|Children of the Ngobe-Bugle tribe attend class in Chiriqi, a rural area in Panama|
CHIRIQI, Panama, 17 February 2005 - For many indigenous children in the Mironó district in rural Panama, education is a challenge that goes far beyond the demands of the classroom.
Every morning, they leave their farms and walk great distances, over hills and through rivers, to the nearest government school. It is an exhausting and often dangerous trek. During the rainy season, parents stop sending their children to school because the rivers become too treacherous to cross.
These conditions have caused attendance in rural schools to plummet, with 45 per cent of indigenous children not even enrolled. Because many children simply cannot make it to school, UNICEF is bringing school to them.
As part of an education initiative, UNICEF is helping to set up small schools in rural communities. These “community schools” are staffed by a single teacher and average anywhere from 10-30 students. They are a convenient and safe alternative for children, and discourage parents from sending them to work as coffee pickers—a common practice.
The classrooms are comprised of students of varying age groups. The teacher often recruits the older children to assist her in tutoring the young. "Some learn faster than others. Once they learn, they help the other students catch up. Some are brothers, so the big brother helps the little brother learn faster," says Digna Sanjur, a community school teacher in the town of Chiriqi.
According to Esteban Flores, 11, one of Ms. Sanjur’s 17 students, the schools can also help the poorest children in the area. "There are many children who don't go to school. They only work because they don't have the clothes for school or even a notebook to write in. Their parents are very poor,” he said.

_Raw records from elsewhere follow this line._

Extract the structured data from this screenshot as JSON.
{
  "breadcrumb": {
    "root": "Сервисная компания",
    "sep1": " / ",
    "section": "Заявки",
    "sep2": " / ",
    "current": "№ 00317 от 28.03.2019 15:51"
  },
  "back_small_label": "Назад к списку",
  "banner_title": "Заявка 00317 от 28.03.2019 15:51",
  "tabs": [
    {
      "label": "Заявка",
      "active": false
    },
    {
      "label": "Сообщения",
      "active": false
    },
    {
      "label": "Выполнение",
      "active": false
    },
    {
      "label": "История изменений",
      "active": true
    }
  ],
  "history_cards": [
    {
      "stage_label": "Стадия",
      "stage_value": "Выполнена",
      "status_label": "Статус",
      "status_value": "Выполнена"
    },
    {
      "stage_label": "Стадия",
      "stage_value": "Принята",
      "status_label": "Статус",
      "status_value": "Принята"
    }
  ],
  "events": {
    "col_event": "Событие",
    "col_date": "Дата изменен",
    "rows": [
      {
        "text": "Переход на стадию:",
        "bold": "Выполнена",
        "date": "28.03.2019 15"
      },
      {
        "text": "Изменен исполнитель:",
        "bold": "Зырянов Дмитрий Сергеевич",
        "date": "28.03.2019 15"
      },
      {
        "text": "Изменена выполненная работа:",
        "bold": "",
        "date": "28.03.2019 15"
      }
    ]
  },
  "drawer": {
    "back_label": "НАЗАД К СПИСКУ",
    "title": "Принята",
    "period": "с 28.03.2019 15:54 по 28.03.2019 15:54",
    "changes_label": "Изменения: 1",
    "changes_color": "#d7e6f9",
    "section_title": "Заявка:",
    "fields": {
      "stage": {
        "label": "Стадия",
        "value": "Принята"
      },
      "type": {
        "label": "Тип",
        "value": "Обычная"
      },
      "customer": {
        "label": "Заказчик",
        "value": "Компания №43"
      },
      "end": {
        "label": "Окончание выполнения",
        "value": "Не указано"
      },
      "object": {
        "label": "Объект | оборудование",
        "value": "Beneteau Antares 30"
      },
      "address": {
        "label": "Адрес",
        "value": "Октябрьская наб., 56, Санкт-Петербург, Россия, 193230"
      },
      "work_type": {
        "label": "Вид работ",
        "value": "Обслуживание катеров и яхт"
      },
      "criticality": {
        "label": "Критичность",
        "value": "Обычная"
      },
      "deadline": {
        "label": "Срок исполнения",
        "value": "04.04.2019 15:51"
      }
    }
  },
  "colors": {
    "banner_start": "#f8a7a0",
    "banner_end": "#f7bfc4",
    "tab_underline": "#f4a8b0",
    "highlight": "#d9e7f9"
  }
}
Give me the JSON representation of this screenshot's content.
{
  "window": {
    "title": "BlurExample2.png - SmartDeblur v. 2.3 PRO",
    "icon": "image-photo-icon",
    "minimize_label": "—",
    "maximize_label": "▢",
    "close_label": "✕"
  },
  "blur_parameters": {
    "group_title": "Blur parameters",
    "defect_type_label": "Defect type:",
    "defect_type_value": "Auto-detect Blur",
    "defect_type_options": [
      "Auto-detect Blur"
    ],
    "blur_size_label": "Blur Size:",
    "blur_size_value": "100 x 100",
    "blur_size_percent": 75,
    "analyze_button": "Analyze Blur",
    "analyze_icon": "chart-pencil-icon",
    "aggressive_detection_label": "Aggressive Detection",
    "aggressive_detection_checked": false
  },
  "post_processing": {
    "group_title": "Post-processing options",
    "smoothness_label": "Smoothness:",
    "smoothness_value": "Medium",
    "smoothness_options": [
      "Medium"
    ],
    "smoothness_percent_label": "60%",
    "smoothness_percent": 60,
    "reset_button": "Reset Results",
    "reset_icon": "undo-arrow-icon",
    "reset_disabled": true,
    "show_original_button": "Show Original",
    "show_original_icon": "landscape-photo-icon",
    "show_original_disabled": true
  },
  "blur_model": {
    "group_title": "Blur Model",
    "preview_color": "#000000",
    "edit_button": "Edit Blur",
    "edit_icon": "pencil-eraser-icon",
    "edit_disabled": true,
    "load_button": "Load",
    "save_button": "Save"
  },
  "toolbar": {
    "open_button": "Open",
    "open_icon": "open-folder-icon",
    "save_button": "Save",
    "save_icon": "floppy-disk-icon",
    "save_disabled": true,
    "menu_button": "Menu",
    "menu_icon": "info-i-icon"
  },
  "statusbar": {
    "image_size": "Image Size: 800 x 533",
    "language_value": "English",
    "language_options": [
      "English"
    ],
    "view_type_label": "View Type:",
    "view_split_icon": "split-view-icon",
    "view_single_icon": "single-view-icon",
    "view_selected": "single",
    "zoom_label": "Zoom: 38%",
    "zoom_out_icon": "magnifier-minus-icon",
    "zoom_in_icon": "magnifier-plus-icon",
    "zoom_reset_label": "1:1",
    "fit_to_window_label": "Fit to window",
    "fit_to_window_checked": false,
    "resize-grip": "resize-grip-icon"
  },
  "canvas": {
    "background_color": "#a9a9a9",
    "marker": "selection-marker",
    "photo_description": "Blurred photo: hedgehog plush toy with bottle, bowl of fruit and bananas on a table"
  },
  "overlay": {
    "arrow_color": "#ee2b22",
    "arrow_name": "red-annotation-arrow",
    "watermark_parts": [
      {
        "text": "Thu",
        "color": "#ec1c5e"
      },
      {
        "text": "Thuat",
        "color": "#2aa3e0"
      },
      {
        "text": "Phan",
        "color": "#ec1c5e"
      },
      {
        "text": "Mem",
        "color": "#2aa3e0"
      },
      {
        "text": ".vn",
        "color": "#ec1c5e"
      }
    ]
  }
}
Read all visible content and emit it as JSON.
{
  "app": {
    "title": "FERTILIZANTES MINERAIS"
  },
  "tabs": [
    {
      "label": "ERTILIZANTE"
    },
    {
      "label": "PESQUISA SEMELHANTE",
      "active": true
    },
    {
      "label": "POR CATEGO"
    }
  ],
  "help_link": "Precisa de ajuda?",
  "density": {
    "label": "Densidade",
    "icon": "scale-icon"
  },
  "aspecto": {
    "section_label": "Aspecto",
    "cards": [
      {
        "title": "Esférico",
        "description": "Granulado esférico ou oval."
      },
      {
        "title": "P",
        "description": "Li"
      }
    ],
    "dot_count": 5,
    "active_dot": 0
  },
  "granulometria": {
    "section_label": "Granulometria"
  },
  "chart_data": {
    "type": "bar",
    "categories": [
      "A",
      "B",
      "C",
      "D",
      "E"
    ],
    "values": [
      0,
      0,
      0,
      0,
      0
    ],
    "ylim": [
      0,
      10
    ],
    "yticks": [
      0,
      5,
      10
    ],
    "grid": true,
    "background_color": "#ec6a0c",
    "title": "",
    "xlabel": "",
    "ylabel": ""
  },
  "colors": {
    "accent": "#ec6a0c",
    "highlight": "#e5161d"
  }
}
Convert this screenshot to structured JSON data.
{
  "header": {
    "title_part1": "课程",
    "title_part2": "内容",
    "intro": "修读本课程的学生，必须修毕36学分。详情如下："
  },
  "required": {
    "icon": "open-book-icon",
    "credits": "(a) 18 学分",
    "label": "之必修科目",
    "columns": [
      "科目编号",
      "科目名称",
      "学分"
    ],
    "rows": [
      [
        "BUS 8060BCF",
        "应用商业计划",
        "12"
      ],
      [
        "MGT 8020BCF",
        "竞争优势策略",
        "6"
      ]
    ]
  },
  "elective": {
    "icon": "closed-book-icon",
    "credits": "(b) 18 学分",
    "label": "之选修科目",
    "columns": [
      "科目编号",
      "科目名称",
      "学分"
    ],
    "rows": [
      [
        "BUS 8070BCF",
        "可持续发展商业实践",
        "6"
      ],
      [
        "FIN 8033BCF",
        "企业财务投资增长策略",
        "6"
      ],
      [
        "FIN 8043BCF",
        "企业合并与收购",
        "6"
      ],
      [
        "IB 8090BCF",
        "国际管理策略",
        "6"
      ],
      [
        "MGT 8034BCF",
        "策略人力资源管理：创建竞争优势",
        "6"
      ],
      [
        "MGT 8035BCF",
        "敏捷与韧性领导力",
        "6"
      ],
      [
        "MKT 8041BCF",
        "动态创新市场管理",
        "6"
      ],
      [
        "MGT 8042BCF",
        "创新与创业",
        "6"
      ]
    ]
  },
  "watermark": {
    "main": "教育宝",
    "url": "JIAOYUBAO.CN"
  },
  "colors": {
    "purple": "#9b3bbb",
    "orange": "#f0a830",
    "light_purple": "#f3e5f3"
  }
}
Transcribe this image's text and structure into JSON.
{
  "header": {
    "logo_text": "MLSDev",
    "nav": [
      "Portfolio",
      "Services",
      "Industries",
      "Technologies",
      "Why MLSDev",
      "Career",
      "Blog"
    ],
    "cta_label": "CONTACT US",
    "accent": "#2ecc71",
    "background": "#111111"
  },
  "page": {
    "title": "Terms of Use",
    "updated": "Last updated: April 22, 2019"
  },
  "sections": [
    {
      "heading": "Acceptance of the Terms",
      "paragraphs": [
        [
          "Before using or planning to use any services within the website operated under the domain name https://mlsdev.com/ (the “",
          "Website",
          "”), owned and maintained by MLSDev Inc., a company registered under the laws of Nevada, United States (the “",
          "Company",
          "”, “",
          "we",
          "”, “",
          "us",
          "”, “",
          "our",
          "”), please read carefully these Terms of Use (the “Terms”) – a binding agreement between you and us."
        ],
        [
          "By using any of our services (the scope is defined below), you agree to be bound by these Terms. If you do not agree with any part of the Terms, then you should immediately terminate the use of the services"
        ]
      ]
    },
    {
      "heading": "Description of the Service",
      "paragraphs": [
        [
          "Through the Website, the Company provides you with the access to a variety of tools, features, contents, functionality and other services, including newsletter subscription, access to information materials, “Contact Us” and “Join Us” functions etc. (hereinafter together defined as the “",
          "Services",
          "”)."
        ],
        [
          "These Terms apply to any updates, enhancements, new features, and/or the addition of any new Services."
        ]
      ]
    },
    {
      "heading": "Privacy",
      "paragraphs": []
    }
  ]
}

This year, UNICEF has already established three pilot schools, such as the one in Chiriqi. By 2006, they hope to enable 10 more schools in the district of Mironó.
Under the slogan “All Boys and Girls to School,” UNICEF is vigorously working alongside government officials in three major indigenous districts to encourage children to attend school. In 2003, UNICEF representatives went door-to-door to persuade parents to send their children to school. Thanks to their efforts, 326 children enrolled for the 2004 school year.
“We want to encourage attendance, create local committees, and make everyone in the community become a friend of education,” said Program Director for UNICEF in Pánama Raisa Ruíz.
Access to solid education is something that will greatly benefit these remote communities. In time, students like Esteban will take over Ms. Sanjur’s job and become teachers to new generations of children.